== Records for the exercise
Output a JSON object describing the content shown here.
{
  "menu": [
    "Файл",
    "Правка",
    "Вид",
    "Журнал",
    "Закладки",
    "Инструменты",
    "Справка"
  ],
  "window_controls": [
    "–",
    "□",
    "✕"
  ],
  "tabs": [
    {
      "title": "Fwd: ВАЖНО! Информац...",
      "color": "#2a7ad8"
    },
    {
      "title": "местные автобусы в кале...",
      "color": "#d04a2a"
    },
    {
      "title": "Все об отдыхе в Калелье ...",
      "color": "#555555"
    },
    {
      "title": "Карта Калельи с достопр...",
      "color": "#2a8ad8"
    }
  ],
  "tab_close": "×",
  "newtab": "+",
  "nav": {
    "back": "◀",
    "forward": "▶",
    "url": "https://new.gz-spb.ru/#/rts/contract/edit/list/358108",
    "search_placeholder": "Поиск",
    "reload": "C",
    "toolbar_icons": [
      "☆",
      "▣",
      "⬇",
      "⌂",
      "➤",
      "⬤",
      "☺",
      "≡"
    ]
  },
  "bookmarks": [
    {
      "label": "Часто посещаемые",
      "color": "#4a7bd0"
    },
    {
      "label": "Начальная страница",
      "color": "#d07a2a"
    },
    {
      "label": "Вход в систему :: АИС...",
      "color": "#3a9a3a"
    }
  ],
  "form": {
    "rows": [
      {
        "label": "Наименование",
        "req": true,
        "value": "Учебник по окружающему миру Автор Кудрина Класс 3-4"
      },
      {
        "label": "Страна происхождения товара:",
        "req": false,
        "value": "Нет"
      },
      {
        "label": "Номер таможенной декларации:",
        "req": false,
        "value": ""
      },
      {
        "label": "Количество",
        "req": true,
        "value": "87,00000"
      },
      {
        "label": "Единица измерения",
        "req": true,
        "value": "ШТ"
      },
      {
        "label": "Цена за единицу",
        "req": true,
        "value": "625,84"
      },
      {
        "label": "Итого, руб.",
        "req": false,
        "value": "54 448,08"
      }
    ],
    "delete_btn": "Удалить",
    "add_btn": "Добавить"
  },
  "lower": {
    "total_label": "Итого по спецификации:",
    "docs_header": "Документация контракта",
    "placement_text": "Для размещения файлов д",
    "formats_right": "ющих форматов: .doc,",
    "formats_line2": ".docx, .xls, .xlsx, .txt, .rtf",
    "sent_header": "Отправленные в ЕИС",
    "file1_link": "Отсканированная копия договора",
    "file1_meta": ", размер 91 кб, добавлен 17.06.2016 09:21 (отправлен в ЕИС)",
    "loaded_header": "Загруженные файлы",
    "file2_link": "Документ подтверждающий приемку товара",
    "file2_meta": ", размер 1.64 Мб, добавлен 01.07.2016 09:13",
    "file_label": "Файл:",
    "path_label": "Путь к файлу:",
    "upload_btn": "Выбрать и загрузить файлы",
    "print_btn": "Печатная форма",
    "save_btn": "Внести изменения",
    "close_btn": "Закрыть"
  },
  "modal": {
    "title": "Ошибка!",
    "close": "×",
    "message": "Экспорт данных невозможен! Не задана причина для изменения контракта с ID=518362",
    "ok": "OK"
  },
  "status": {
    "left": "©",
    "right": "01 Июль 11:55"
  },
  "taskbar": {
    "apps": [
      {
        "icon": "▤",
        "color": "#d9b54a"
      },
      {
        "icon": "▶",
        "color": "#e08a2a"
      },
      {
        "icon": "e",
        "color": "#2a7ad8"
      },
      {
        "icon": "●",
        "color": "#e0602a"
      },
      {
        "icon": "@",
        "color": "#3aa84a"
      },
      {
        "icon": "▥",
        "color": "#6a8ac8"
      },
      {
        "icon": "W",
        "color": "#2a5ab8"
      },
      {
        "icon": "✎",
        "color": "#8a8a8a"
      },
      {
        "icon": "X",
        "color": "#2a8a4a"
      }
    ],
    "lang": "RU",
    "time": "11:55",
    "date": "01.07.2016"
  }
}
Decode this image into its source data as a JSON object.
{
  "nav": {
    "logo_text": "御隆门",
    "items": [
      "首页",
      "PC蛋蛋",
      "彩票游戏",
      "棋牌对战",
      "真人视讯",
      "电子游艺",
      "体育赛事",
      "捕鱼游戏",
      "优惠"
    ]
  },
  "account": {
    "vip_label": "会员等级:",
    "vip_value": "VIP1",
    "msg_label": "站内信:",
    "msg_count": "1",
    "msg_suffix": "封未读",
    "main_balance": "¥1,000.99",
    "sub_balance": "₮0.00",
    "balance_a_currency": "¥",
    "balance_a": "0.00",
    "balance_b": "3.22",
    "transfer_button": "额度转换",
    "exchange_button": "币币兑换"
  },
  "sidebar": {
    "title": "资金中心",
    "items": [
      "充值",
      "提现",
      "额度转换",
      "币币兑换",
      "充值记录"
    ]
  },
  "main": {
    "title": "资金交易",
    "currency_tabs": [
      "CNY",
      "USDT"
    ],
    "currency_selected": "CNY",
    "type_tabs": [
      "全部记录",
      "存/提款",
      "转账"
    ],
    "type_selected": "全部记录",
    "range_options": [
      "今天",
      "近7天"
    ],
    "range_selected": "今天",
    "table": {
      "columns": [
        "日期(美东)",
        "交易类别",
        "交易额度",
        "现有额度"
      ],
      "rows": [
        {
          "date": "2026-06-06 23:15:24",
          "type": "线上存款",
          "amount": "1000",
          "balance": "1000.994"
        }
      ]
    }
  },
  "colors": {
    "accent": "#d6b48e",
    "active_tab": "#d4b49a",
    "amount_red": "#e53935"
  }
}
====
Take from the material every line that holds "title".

◆ Answer to this task ◆
      "title": "Fwd: ВАЖНО! Информац...",
      "title": "местные автобусы в кале...",
      "title": "Все об отдыхе в Калелье ...",
      "title": "Карта Калельи с достопр...",
    "title": "Ошибка!",
    "title": "资金中心",
    "title": "资金交易",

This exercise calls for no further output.